§ **YOUR TASK**: Copy the entries below exactly; any picture among them should be left out.

═════ DATA FOR PROCESSING ═════

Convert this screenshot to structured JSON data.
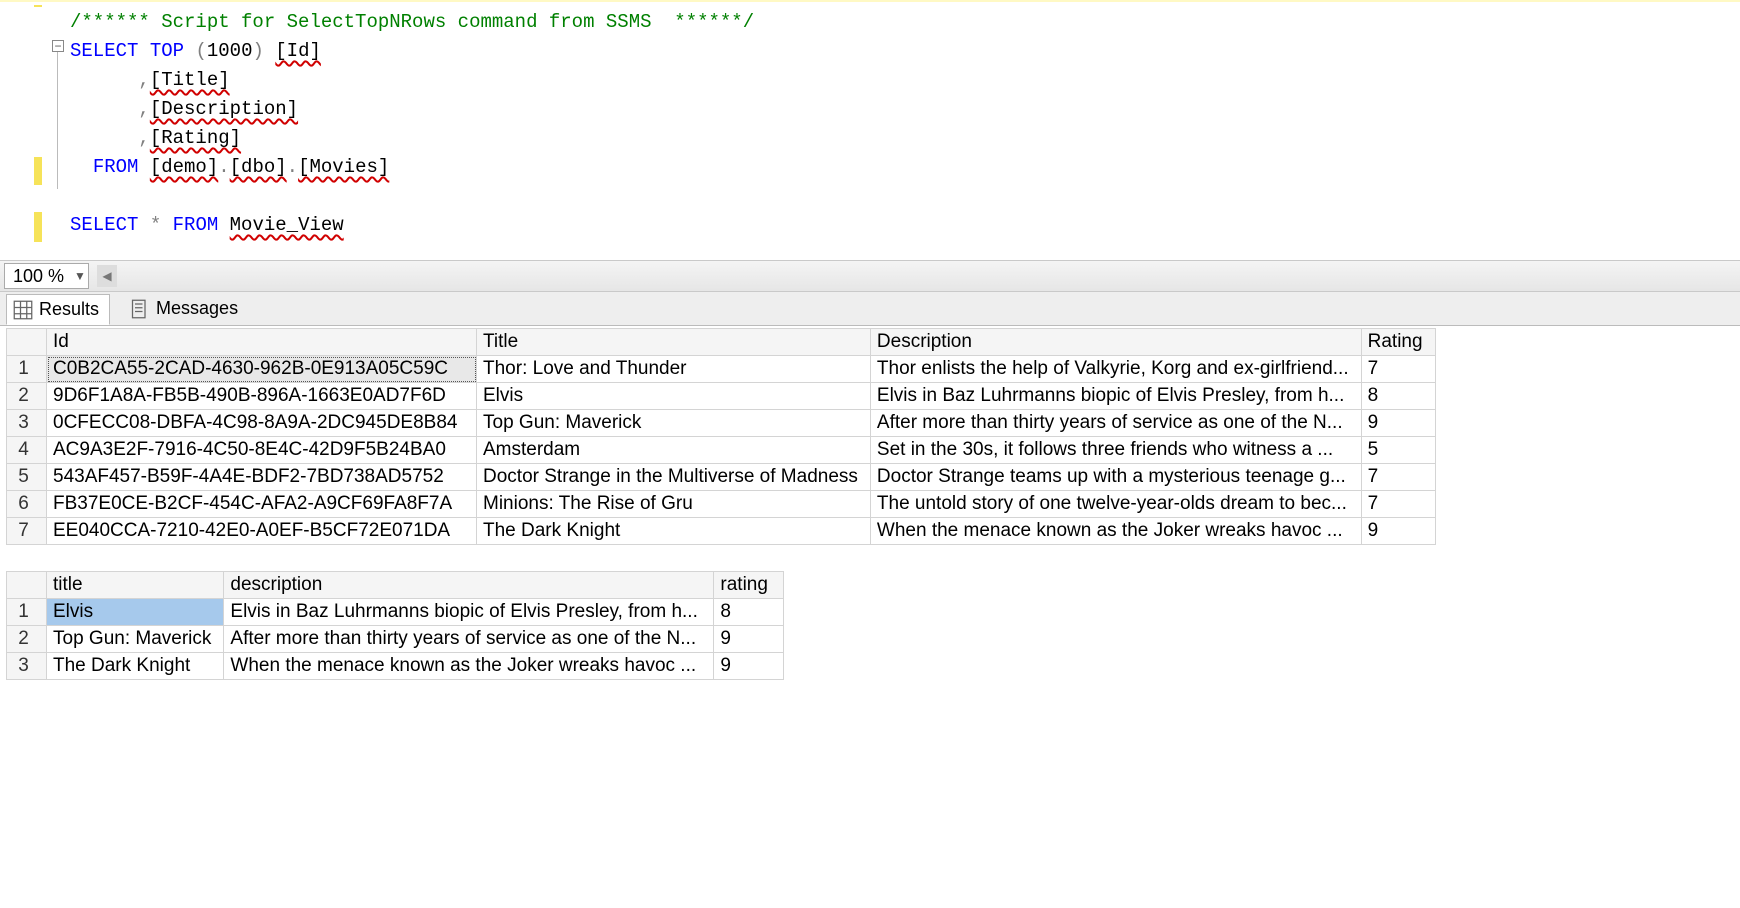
{
  "editor": {
    "lines": [
      {
        "seg": [
          {
            "t": "/****** Script for SelectTopNRows command from SSMS  ******/",
            "c": "cmt"
          }
        ]
      },
      {
        "seg": [
          {
            "t": "SELECT",
            "c": "kw"
          },
          {
            "t": " ",
            "c": "txt"
          },
          {
            "t": "TOP",
            "c": "kw"
          },
          {
            "t": " ",
            "c": "txt"
          },
          {
            "t": "(",
            "c": "op"
          },
          {
            "t": "1000",
            "c": "txt"
          },
          {
            "t": ")",
            "c": "op"
          },
          {
            "t": " ",
            "c": "txt"
          },
          {
            "t": "[Id]",
            "c": "txt squig"
          }
        ]
      },
      {
        "seg": [
          {
            "t": "      ",
            "c": "txt"
          },
          {
            "t": ",",
            "c": "op"
          },
          {
            "t": "[Title]",
            "c": "txt squig"
          }
        ]
      },
      {
        "seg": [
          {
            "t": "      ",
            "c": "txt"
          },
          {
            "t": ",",
            "c": "op"
          },
          {
            "t": "[Description]",
            "c": "txt squig"
          }
        ]
      },
      {
        "seg": [
          {
            "t": "      ",
            "c": "txt"
          },
          {
            "t": ",",
            "c": "op"
          },
          {
            "t": "[Rating]",
            "c": "txt squig"
          }
        ]
      },
      {
        "seg": [
          {
            "t": "  ",
            "c": "txt"
          },
          {
            "t": "FROM",
            "c": "kw"
          },
          {
            "t": " ",
            "c": "txt"
          },
          {
            "t": "[demo]",
            "c": "txt squig"
          },
          {
            "t": ".",
            "c": "op"
          },
          {
            "t": "[dbo]",
            "c": "txt squig"
          },
          {
            "t": ".",
            "c": "op"
          },
          {
            "t": "[Movies]",
            "c": "txt squig"
          }
        ]
      },
      {
        "seg": [
          {
            "t": " ",
            "c": "txt"
          }
        ]
      },
      {
        "seg": [
          {
            "t": "SELECT",
            "c": "kw"
          },
          {
            "t": " ",
            "c": "txt"
          },
          {
            "t": "*",
            "c": "op"
          },
          {
            "t": " ",
            "c": "txt"
          },
          {
            "t": "FROM",
            "c": "kw"
          },
          {
            "t": " ",
            "c": "txt"
          },
          {
            "t": "Movie_View",
            "c": "txt squig"
          }
        ]
      }
    ]
  },
  "zoom": {
    "value": "100 %"
  },
  "tabs": {
    "results": "Results",
    "messages": "Messages"
  },
  "grid1": {
    "headers": {
      "id": "Id",
      "title": "Title",
      "desc": "Description",
      "rating": "Rating"
    },
    "rows": [
      {
        "n": "1",
        "id": "C0B2CA55-2CAD-4630-962B-0E913A05C59C",
        "title": "Thor: Love and Thunder",
        "desc": "Thor enlists the help of Valkyrie, Korg and ex-girlfriend...",
        "rating": "7"
      },
      {
        "n": "2",
        "id": "9D6F1A8A-FB5B-490B-896A-1663E0AD7F6D",
        "title": "Elvis",
        "desc": "Elvis in Baz Luhrmanns biopic of Elvis Presley, from h...",
        "rating": "8"
      },
      {
        "n": "3",
        "id": "0CFECC08-DBFA-4C98-8A9A-2DC945DE8B84",
        "title": "Top Gun: Maverick",
        "desc": "After more than thirty years of service as one of the N...",
        "rating": "9"
      },
      {
        "n": "4",
        "id": "AC9A3E2F-7916-4C50-8E4C-42D9F5B24BA0",
        "title": "Amsterdam",
        "desc": "Set in the 30s, it follows three friends who witness a ...",
        "rating": "5"
      },
      {
        "n": "5",
        "id": "543AF457-B59F-4A4E-BDF2-7BD738AD5752",
        "title": "Doctor Strange in the Multiverse of Madness",
        "desc": "Doctor Strange teams up with a mysterious teenage g...",
        "rating": "7"
      },
      {
        "n": "6",
        "id": "FB37E0CE-B2CF-454C-AFA2-A9CF69FA8F7A",
        "title": "Minions: The Rise of Gru",
        "desc": "The untold story of one twelve-year-olds dream to bec...",
        "rating": "7"
      },
      {
        "n": "7",
        "id": "EE040CCA-7210-42E0-A0EF-B5CF72E071DA",
        "title": "The Dark Knight",
        "desc": "When the menace known as the Joker wreaks havoc ...",
        "rating": "9"
      }
    ]
  },
  "grid2": {
    "headers": {
      "title": "title",
      "desc": "description",
      "rating": "rating"
    },
    "rows": [
      {
        "n": "1",
        "title": "Elvis",
        "desc": "Elvis in Baz Luhrmanns biopic of Elvis Presley, from h...",
        "rating": "8"
      },
      {
        "n": "2",
        "title": "Top Gun: Maverick",
        "desc": "After more than thirty years of service as one of the N...",
        "rating": "9"
      },
      {
        "n": "3",
        "title": "The Dark Knight",
        "desc": "When the menace known as the Joker wreaks havoc ...",
        "rating": "9"
      }
    ]
  }
}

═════

§ **RESULT OF THIS TASK**:
Convert this screenshot to structured JSON data.
{
  "editor": {
    "lines": [
      {
        "seg": [
          {
            "t": "/****** Script for SelectTopNRows command from SSMS  ******/",
            "c": "cmt"
          }
        ]
      },
      {
        "seg": [
          {
            "t": "SELECT",
            "c": "kw"
          },
          {
            "t": " ",
            "c": "txt"
          },
          {
            "t": "TOP",
            "c": "kw"
          },
          {
            "t": " ",
            "c": "txt"
          },
          {
            "t": "(",
            "c": "op"
          },
          {
            "t": "1000",
            "c": "txt"
          },
          {
            "t": ")",
            "c": "op"
          },
          {
            "t": " ",
            "c": "txt"
          },
          {
            "t": "[Id]",
            "c": "txt squig"
          }
        ]
      },
      {
        "seg": [
          {
            "t": "      ",
            "c": "txt"
          },
          {
            "t": ",",
            "c": "op"
          },
          {
            "t": "[Title]",
            "c": "txt squig"
          }
        ]
      },
      {
        "seg": [
          {
            "t": "      ",
            "c": "txt"
          },
          {
            "t": ",",
            "c": "op"
          },
          {
            "t": "[Description]",
            "c": "txt squig"
          }
        ]
      },
      {
        "seg": [
          {
            "t": "      ",
            "c": "txt"
          },
          {
            "t": ",",
            "c": "op"
          },
          {
            "t": "[Rating]",
            "c": "txt squig"
          }
        ]
      },
      {
        "seg": [
          {
            "t": "  ",
            "c": "txt"
          },
          {
            "t": "FROM",
            "c": "kw"
          },
          {
            "t": " ",
            "c": "txt"
          },
          {
            "t": "[demo]",
            "c": "txt squig"
          },
          {
            "t": ".",
            "c": "op"
          },
          {
            "t": "[dbo]",
            "c": "txt squig"
          },
          {
            "t": ".",
            "c": "op"
          },
          {
            "t": "[Movies]",
            "c": "txt squig"
          }
        ]
      },
      {
        "seg": [
          {
            "t": " ",
            "c": "txt"
          }
        ]
      },
      {
        "seg": [
          {
            "t": "SELECT",
            "c": "kw"
          },
          {
            "t": " ",
            "c": "txt"
          },
          {
            "t": "*",
            "c": "op"
          },
          {
            "t": " ",
            "c": "txt"
          },
          {
            "t": "FROM",
            "c": "kw"
          },
          {
            "t": " ",
            "c": "txt"
          },
          {
            "t": "Movie_View",
            "c": "txt squig"
          }
        ]
      }
    ]
  },
  "zoom": {
    "value": "100 %"
  },
  "tabs": {
    "results": "Results",
    "messages": "Messages"
  },
  "grid1": {
    "headers": {
      "id": "Id",
      "title": "Title",
      "desc": "Description",
      "rating": "Rating"
    },
    "rows": [
      {
        "n": "1",
        "id": "C0B2CA55-2CAD-4630-962B-0E913A05C59C",
        "title": "Thor: Love and Thunder",
        "desc": "Thor enlists the help of Valkyrie, Korg and ex-girlfriend...",
        "rating": "7"
      },
      {
        "n": "2",
        "id": "9D6F1A8A-FB5B-490B-896A-1663E0AD7F6D",
        "title": "Elvis",
        "desc": "Elvis in Baz Luhrmanns biopic of Elvis Presley, from h...",
        "rating": "8"
      },
      {
        "n": "3",
        "id": "0CFECC08-DBFA-4C98-8A9A-2DC945DE8B84",
        "title": "Top Gun: Maverick",
        "desc": "After more than thirty years of service as one of the N...",
        "rating": "9"
      },
      {
        "n": "4",
        "id": "AC9A3E2F-7916-4C50-8E4C-42D9F5B24BA0",
        "title": "Amsterdam",
        "desc": "Set in the 30s, it follows three friends who witness a ...",
        "rating": "5"
      },
      {
        "n": "5",
        "id": "543AF457-B59F-4A4E-BDF2-7BD738AD5752",
        "title": "Doctor Strange in the Multiverse of Madness",
        "desc": "Doctor Strange teams up with a mysterious teenage g...",
        "rating": "7"
      },
      {
        "n": "6",
        "id": "FB37E0CE-B2CF-454C-AFA2-A9CF69FA8F7A",
        "title": "Minions: The Rise of Gru",
        "desc": "The untold story of one twelve-year-olds dream to bec...",
        "rating": "7"
      },
      {
        "n": "7",
        "id": "EE040CCA-7210-42E0-A0EF-B5CF72E071DA",
        "title": "The Dark Knight",
        "desc": "When the menace known as the Joker wreaks havoc ...",
        "rating": "9"
      }
    ]
  },
  "grid2": {
    "headers": {
      "title": "title",
      "desc": "description",
      "rating": "rating"
    },
    "rows": [
      {
        "n": "1",
        "title": "Elvis",
        "desc": "Elvis in Baz Luhrmanns biopic of Elvis Presley, from h...",
        "rating": "8"
      },
      {
        "n": "2",
        "title": "Top Gun: Maverick",
        "desc": "After more than thirty years of service as one of the N...",
        "rating": "9"
      },
      {
        "n": "3",
        "title": "The Dark Knight",
        "desc": "When the menace known as the Joker wreaks havoc ...",
        "rating": "9"
      }
    ]
  }
}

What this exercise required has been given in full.